(Page and application data records)
----

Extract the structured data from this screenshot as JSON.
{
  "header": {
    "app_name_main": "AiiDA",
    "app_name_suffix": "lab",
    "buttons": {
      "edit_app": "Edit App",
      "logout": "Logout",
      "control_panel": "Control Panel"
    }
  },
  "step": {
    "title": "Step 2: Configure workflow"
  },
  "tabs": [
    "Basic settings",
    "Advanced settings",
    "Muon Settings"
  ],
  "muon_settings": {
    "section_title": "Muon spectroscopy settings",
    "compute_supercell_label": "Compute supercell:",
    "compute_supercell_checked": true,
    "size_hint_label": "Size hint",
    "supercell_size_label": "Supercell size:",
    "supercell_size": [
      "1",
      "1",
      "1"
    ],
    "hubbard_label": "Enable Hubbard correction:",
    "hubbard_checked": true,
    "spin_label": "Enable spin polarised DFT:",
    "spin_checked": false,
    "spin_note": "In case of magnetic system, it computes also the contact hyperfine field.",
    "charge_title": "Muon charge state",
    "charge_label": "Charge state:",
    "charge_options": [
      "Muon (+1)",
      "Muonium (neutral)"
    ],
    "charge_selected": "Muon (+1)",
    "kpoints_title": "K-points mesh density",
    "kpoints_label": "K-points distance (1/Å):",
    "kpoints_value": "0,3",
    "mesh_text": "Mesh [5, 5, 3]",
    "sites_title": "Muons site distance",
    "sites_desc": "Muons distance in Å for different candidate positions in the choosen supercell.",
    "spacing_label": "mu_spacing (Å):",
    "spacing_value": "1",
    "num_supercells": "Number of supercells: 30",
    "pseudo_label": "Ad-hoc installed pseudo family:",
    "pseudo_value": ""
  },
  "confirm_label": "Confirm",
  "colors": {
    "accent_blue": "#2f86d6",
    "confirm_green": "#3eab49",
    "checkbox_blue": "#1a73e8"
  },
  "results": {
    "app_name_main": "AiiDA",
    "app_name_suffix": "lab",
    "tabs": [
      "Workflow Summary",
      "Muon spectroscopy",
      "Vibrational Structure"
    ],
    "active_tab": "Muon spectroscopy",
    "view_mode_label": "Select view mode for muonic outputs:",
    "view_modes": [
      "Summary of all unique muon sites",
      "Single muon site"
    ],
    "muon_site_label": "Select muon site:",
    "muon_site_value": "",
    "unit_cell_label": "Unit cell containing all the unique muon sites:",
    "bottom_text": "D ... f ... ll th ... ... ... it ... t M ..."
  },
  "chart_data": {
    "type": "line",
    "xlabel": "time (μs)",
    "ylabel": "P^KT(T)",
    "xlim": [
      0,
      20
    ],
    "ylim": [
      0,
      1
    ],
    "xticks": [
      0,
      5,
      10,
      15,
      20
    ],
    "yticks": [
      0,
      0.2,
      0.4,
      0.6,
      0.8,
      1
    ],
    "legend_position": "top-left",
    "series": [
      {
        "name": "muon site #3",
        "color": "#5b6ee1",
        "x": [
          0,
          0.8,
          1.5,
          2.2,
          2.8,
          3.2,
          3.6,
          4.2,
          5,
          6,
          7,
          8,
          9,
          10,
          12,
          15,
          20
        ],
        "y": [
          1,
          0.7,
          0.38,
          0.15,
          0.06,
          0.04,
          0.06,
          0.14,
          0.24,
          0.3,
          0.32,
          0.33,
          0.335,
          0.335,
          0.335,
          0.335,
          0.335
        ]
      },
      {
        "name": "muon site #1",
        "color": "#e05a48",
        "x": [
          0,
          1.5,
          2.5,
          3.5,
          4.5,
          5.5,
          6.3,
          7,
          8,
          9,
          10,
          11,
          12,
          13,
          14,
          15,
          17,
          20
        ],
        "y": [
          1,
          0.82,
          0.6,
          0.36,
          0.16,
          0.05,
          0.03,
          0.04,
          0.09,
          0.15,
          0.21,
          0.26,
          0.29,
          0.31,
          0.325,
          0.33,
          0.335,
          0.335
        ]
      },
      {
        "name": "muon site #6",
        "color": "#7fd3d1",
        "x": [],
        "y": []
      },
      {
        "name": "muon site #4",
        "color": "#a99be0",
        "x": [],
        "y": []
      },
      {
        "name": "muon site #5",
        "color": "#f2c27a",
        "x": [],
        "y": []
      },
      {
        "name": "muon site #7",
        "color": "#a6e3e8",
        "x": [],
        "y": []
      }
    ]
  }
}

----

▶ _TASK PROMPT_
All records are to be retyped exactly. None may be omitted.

▶ _OUTPUT FOR THIS EXERCISE_
Extract the structured data from this screenshot as JSON.
{
  "header": {
    "app_name_main": "AiiDA",
    "app_name_suffix": "lab",
    "buttons": {
      "edit_app": "Edit App",
      "logout": "Logout",
      "control_panel": "Control Panel"
    }
  },
  "step": {
    "title": "Step 2: Configure workflow"
  },
  "tabs": [
    "Basic settings",
    "Advanced settings",
    "Muon Settings"
  ],
  "muon_settings": {
    "section_title": "Muon spectroscopy settings",
    "compute_supercell_label": "Compute supercell:",
    "compute_supercell_checked": true,
    "size_hint_label": "Size hint",
    "supercell_size_label": "Supercell size:",
    "supercell_size": [
      "1",
      "1",
      "1"
    ],
    "hubbard_label": "Enable Hubbard correction:",
    "hubbard_checked": true,
    "spin_label": "Enable spin polarised DFT:",
    "spin_checked": false,
    "spin_note": "In case of magnetic system, it computes also the contact hyperfine field.",
    "charge_title": "Muon charge state",
    "charge_label": "Charge state:",
    "charge_options": [
      "Muon (+1)",
      "Muonium (neutral)"
    ],
    "charge_selected": "Muon (+1)",
    "kpoints_title": "K-points mesh density",
    "kpoints_label": "K-points distance (1/Å):",
    "kpoints_value": "0,3",
    "mesh_text": "Mesh [5, 5, 3]",
    "sites_title": "Muons site distance",
    "sites_desc": "Muons distance in Å for different candidate positions in the choosen supercell.",
    "spacing_label": "mu_spacing (Å):",
    "spacing_value": "1",
    "num_supercells": "Number of supercells: 30",
    "pseudo_label": "Ad-hoc installed pseudo family:",
    "pseudo_value": ""
  },
  "confirm_label": "Confirm",
  "colors": {
    "accent_blue": "#2f86d6",
    "confirm_green": "#3eab49",
    "checkbox_blue": "#1a73e8"
  },
  "results": {
    "app_name_main": "AiiDA",
    "app_name_suffix": "lab",
    "tabs": [
      "Workflow Summary",
      "Muon spectroscopy",
      "Vibrational Structure"
    ],
    "active_tab": "Muon spectroscopy",
    "view_mode_label": "Select view mode for muonic outputs:",
    "view_modes": [
      "Summary of all unique muon sites",
      "Single muon site"
    ],
    "muon_site_label": "Select muon site:",
    "muon_site_value": "",
    "unit_cell_label": "Unit cell containing all the unique muon sites:",
    "bottom_text": "D ... f ... ll th ... ... ... it ... t M ..."
  },
  "chart_data": {
    "type": "line",
    "xlabel": "time (μs)",
    "ylabel": "P^KT(T)",
    "xlim": [
      0,
      20
    ],
    "ylim": [
      0,
      1
    ],
    "xticks": [
      0,
      5,
      10,
      15,
      20
    ],
    "yticks": [
      0,
      0.2,
      0.4,
      0.6,
      0.8,
      1
    ],
    "legend_position": "top-left",
    "series": [
      {
        "name": "muon site #3",
        "color": "#5b6ee1",
        "x": [
          0,
          0.8,
          1.5,
          2.2,
          2.8,
          3.2,
          3.6,
          4.2,
          5,
          6,
          7,
          8,
          9,
          10,
          12,
          15,
          20
        ],
        "y": [
          1,
          0.7,
          0.38,
          0.15,
          0.06,
          0.04,
          0.06,
          0.14,
          0.24,
          0.3,
          0.32,
          0.33,
          0.335,
          0.335,
          0.335,
          0.335,
          0.335
        ]
      },
      {
        "name": "muon site #1",
        "color": "#e05a48",
        "x": [
          0,
          1.5,
          2.5,
          3.5,
          4.5,
          5.5,
          6.3,
          7,
          8,
          9,
          10,
          11,
          12,
          13,
          14,
          15,
          17,
          20
        ],
        "y": [
          1,
          0.82,
          0.6,
          0.36,
          0.16,
          0.05,
          0.03,
          0.04,
          0.09,
          0.15,
          0.21,
          0.26,
          0.29,
          0.31,
          0.325,
          0.33,
          0.335,
          0.335
        ]
      },
      {
        "name": "muon site #6",
        "color": "#7fd3d1",
        "x": [],
        "y": []
      },
      {
        "name": "muon site #4",
        "color": "#a99be0",
        "x": [],
        "y": []
      },
      {
        "name": "muon site #5",
        "color": "#f2c27a",
        "x": [],
        "y": []
      },
      {
        "name": "muon site #7",
        "color": "#a6e3e8",
        "x": [],
        "y": []
      }
    ]
  }
}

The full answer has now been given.